**Problem to solve:** How many lines in the records below contain the word "欄總和百分比"? Give only the number.

**Data extracts:**
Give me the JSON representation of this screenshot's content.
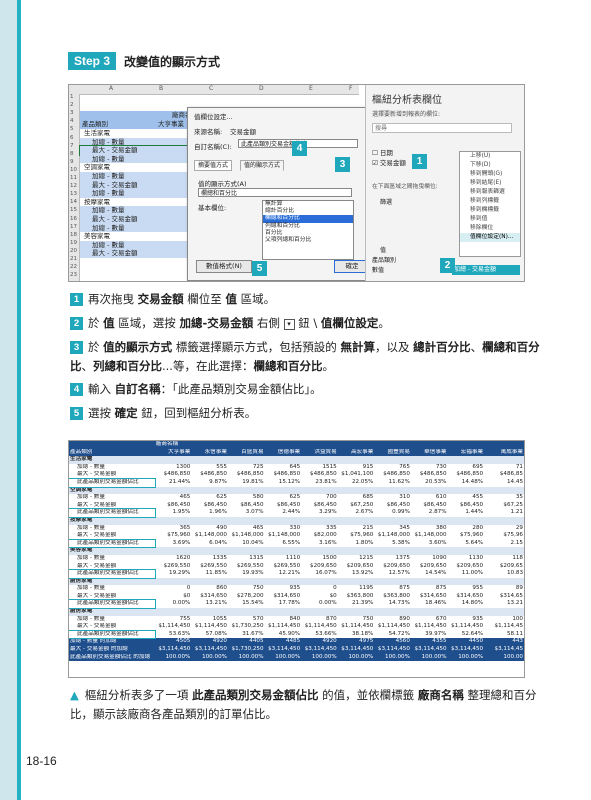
{
  "step": {
    "badge": "Step 3",
    "title": "改變值的顯示方式"
  },
  "sheet": {
    "columns": [
      "A",
      "B",
      "C",
      "D",
      "E",
      "F"
    ],
    "row_numbers": [
      "1",
      "2",
      "3",
      "4",
      "5",
      "6",
      "7",
      "8",
      "9",
      "10",
      "11",
      "12",
      "13",
      "14",
      "15",
      "16",
      "17",
      "18",
      "19",
      "20",
      "21",
      "22",
      "23"
    ],
    "header_cell": "廠商名",
    "product_header": "產品類別",
    "first_vendor": "大亨事業",
    "rows": [
      "生活家電",
      "加總 - 數量",
      "最大 - 交易金額",
      "加總 - 數量",
      "空調家電",
      "加總 - 數量",
      "最大 - 交易金額",
      "加總 - 數量",
      "按摩家電",
      "加總 - 數量",
      "最大 - 交易金額",
      "加總 - 數量",
      "美容家電",
      "加總 - 數量",
      "最大 - 交易金額"
    ]
  },
  "dialog": {
    "title": "值欄位設定...",
    "source_label": "來源名稱:",
    "source_value": "交易金額",
    "custom_label": "自訂名稱(C):",
    "custom_value": "此產品類別交易金額佔比",
    "tab1": "摘要值方式",
    "tab2": "值的顯示方式",
    "show_label": "值的顯示方式(A)",
    "show_value": "欄總和百分比",
    "base_label": "基本欄位:",
    "list": [
      "無計算",
      "總計百分比",
      "欄總和百分比",
      "列總和百分比",
      "百分比",
      "父項列總和百分比"
    ],
    "format_button": "數值格式(N)",
    "ok_button": "確定",
    "cancel_button": "取消"
  },
  "pivot": {
    "title": "樞紐分析表欄位",
    "sub": "選擇要新增到報表的欄位:",
    "search_placeholder": "搜尋",
    "fields": [
      "日期",
      "交易金額"
    ],
    "area_label": "在下面區域之間拖曳欄位:",
    "filter_label": "篩選",
    "values_label": "值",
    "value_items": [
      "產品類別",
      "數值"
    ],
    "value_chip": "加總 - 交易金額",
    "menu": [
      "上移(U)",
      "下移(D)",
      "移到開頭(G)",
      "移到結尾(E)",
      "移到報表篩選",
      "移到列標籤",
      "移到欄標籤",
      "移到值",
      "移除欄位",
      "值欄位設定(N)..."
    ]
  },
  "callouts": [
    "1",
    "2",
    "3",
    "4",
    "5"
  ],
  "instructions": [
    {
      "n": "1",
      "parts": [
        [
          "再次拖曳 ",
          ""
        ],
        [
          "交易金額",
          "b"
        ],
        [
          " 欄位至 ",
          ""
        ],
        [
          "值",
          "b"
        ],
        [
          " 區域。",
          ""
        ]
      ]
    },
    {
      "n": "2",
      "parts": [
        [
          "於 ",
          ""
        ],
        [
          "值",
          "b"
        ],
        [
          " 區域，選按 ",
          ""
        ],
        [
          "加總-交易金額",
          "b"
        ],
        [
          " 右側 ",
          ""
        ],
        [
          "▾",
          "k"
        ],
        [
          " 鈕 \\ ",
          ""
        ],
        [
          "值欄位設定",
          "b"
        ],
        [
          "。",
          ""
        ]
      ]
    },
    {
      "n": "3",
      "parts": [
        [
          "於 ",
          ""
        ],
        [
          "值的顯示方式",
          "b"
        ],
        [
          " 標籤選擇顯示方式，包括預設的 ",
          ""
        ],
        [
          "無計算",
          "b"
        ],
        [
          "，以及 ",
          ""
        ],
        [
          "總計百分比",
          "b"
        ],
        [
          "、",
          ""
        ],
        [
          "欄總和百分比",
          "b"
        ],
        [
          "、",
          ""
        ],
        [
          "列總和百分比",
          "b"
        ],
        [
          "...等，在此選擇：",
          ""
        ],
        [
          "欄總和百分比",
          "b"
        ],
        [
          "。",
          ""
        ]
      ]
    },
    {
      "n": "4",
      "parts": [
        [
          "輸入 ",
          ""
        ],
        [
          "自訂名稱",
          "b"
        ],
        [
          "：「此產品類別交易金額佔比」。",
          ""
        ]
      ]
    },
    {
      "n": "5",
      "parts": [
        [
          "選按 ",
          ""
        ],
        [
          "確定",
          "b"
        ],
        [
          " 鈕，回到樞紐分析表。",
          ""
        ]
      ]
    }
  ],
  "table": {
    "header1": [
      "",
      "廠商名稱",
      "",
      "",
      "",
      "",
      "",
      "",
      "",
      "",
      "",
      ""
    ],
    "header2": [
      "產品類別",
      "大亨事業",
      "永信事業",
      "百盛貿易",
      "信德事業",
      "洪益貿易",
      "高宏事業",
      "國豐貿易",
      "華信事業",
      "宏福事業",
      "萬成事業",
      "信發事業"
    ],
    "rows": [
      {
        "t": "grp",
        "c": [
          "生活家電",
          "",
          "",
          "",
          "",
          "",
          "",
          "",
          "",
          "",
          "",
          ""
        ]
      },
      {
        "t": "",
        "c": [
          "加總 - 數量",
          "1300",
          "555",
          "725",
          "645",
          "1515",
          "915",
          "765",
          "730",
          "695",
          "71"
        ]
      },
      {
        "t": "",
        "c": [
          "最大 - 交易金額",
          "$486,850",
          "$486,850",
          "$486,850",
          "$486,850",
          "$486,850",
          "$1,041,100",
          "$486,850",
          "$486,850",
          "$486,850",
          "$486,85"
        ]
      },
      {
        "t": "pct",
        "c": [
          "此產品類別交易金額佔比",
          "21.44%",
          "9.87%",
          "19.81%",
          "15.12%",
          "23.81%",
          "22.05%",
          "11.62%",
          "20.53%",
          "14.48%",
          "14.45"
        ]
      },
      {
        "t": "grp",
        "c": [
          "空調家電",
          "",
          "",
          "",
          "",
          "",
          "",
          "",
          "",
          "",
          ""
        ]
      },
      {
        "t": "",
        "c": [
          "加總 - 數量",
          "465",
          "625",
          "580",
          "625",
          "700",
          "685",
          "310",
          "610",
          "455",
          "35"
        ]
      },
      {
        "t": "",
        "c": [
          "最大 - 交易金額",
          "$86,450",
          "$86,450",
          "$86,450",
          "$86,450",
          "$86,450",
          "$67,250",
          "$86,450",
          "$86,450",
          "$86,450",
          "$67,25"
        ]
      },
      {
        "t": "pct",
        "c": [
          "此產品類別交易金額佔比",
          "1.95%",
          "1.96%",
          "3.07%",
          "2.44%",
          "3.29%",
          "2.67%",
          "0.99%",
          "2.87%",
          "1.44%",
          "1.21"
        ]
      },
      {
        "t": "grp",
        "c": [
          "按摩家電",
          "",
          "",
          "",
          "",
          "",
          "",
          "",
          "",
          "",
          ""
        ]
      },
      {
        "t": "",
        "c": [
          "加總 - 數量",
          "365",
          "490",
          "465",
          "330",
          "335",
          "215",
          "345",
          "380",
          "280",
          "29"
        ]
      },
      {
        "t": "",
        "c": [
          "最大 - 交易金額",
          "$75,960",
          "$1,148,000",
          "$1,148,000",
          "$1,148,000",
          "$82,000",
          "$75,960",
          "$1,148,000",
          "$1,148,000",
          "$75,960",
          "$75,96"
        ]
      },
      {
        "t": "pct",
        "c": [
          "此產品類別交易金額佔比",
          "3.69%",
          "6.04%",
          "10.04%",
          "6.55%",
          "3.16%",
          "1.80%",
          "5.38%",
          "3.60%",
          "5.64%",
          "2.15"
        ]
      },
      {
        "t": "grp",
        "c": [
          "美容家電",
          "",
          "",
          "",
          "",
          "",
          "",
          "",
          "",
          "",
          ""
        ]
      },
      {
        "t": "",
        "c": [
          "加總 - 數量",
          "1620",
          "1335",
          "1315",
          "1110",
          "1500",
          "1215",
          "1375",
          "1090",
          "1130",
          "118"
        ]
      },
      {
        "t": "",
        "c": [
          "最大 - 交易金額",
          "$269,550",
          "$269,550",
          "$269,550",
          "$269,550",
          "$209,650",
          "$209,650",
          "$209,650",
          "$209,650",
          "$209,650",
          "$209,65"
        ]
      },
      {
        "t": "pct",
        "c": [
          "此產品類別交易金額佔比",
          "19.29%",
          "11.85%",
          "19.93%",
          "12.21%",
          "16.07%",
          "13.92%",
          "12.57%",
          "14.54%",
          "11.00%",
          "10.83"
        ]
      },
      {
        "t": "grp",
        "c": [
          "廚房家電",
          "",
          "",
          "",
          "",
          "",
          "",
          "",
          "",
          "",
          ""
        ]
      },
      {
        "t": "",
        "c": [
          "加總 - 數量",
          "0",
          "860",
          "750",
          "935",
          "0",
          "1195",
          "875",
          "875",
          "955",
          "89"
        ]
      },
      {
        "t": "",
        "c": [
          "最大 - 交易金額",
          "$0",
          "$314,650",
          "$278,200",
          "$314,650",
          "$0",
          "$363,800",
          "$363,800",
          "$314,650",
          "$314,650",
          "$314,65"
        ]
      },
      {
        "t": "pct",
        "c": [
          "此產品類別交易金額佔比",
          "0.00%",
          "13.21%",
          "15.54%",
          "17.78%",
          "0.00%",
          "21.39%",
          "14.73%",
          "18.46%",
          "14.80%",
          "13.21"
        ]
      },
      {
        "t": "grp",
        "c": [
          "廚房家電",
          "",
          "",
          "",
          "",
          "",
          "",
          "",
          "",
          "",
          ""
        ]
      },
      {
        "t": "",
        "c": [
          "加總 - 數量",
          "755",
          "1055",
          "570",
          "840",
          "870",
          "750",
          "890",
          "670",
          "935",
          "100"
        ]
      },
      {
        "t": "",
        "c": [
          "最大 - 交易金額",
          "$1,114,450",
          "$1,114,450",
          "$1,730,250",
          "$1,114,450",
          "$1,114,450",
          "$1,114,450",
          "$1,114,450",
          "$1,114,450",
          "$1,114,450",
          "$1,114,45"
        ]
      },
      {
        "t": "pct",
        "c": [
          "此產品類別交易金額佔比",
          "53.63%",
          "57.08%",
          "31.67%",
          "45.90%",
          "53.66%",
          "38.18%",
          "54.72%",
          "39.97%",
          "52.64%",
          "58.11"
        ]
      },
      {
        "t": "tot",
        "c": [
          "加總 - 數量 的加總",
          "4505",
          "4920",
          "4405",
          "4485",
          "4920",
          "4975",
          "4560",
          "4355",
          "4450",
          "443"
        ]
      },
      {
        "t": "tot",
        "c": [
          "最大 - 交易金額 的加總",
          "$3,114,450",
          "$3,114,450",
          "$1,730,250",
          "$3,114,450",
          "$3,114,450",
          "$3,114,450",
          "$3,114,450",
          "$3,114,450",
          "$3,114,450",
          "$3,114,45"
        ]
      },
      {
        "t": "tot",
        "c": [
          "此產品類別交易金額佔比 的加總",
          "100.00%",
          "100.00%",
          "100.00%",
          "100.00%",
          "100.00%",
          "100.00%",
          "100.00%",
          "100.00%",
          "100.00%",
          "100.00"
        ]
      }
    ]
  },
  "caption": [
    [
      "樞紐分析表多了一項 ",
      ""
    ],
    [
      "此產品類別交易金額佔比",
      "b"
    ],
    [
      " 的值，並依欄標籤 ",
      ""
    ],
    [
      "廠商名稱",
      "b"
    ],
    [
      " 整理總和百分比，顯示該廠商各產品類別的訂單佔比。",
      ""
    ]
  ],
  "page_number": "18-16"
}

**Answer box:** 4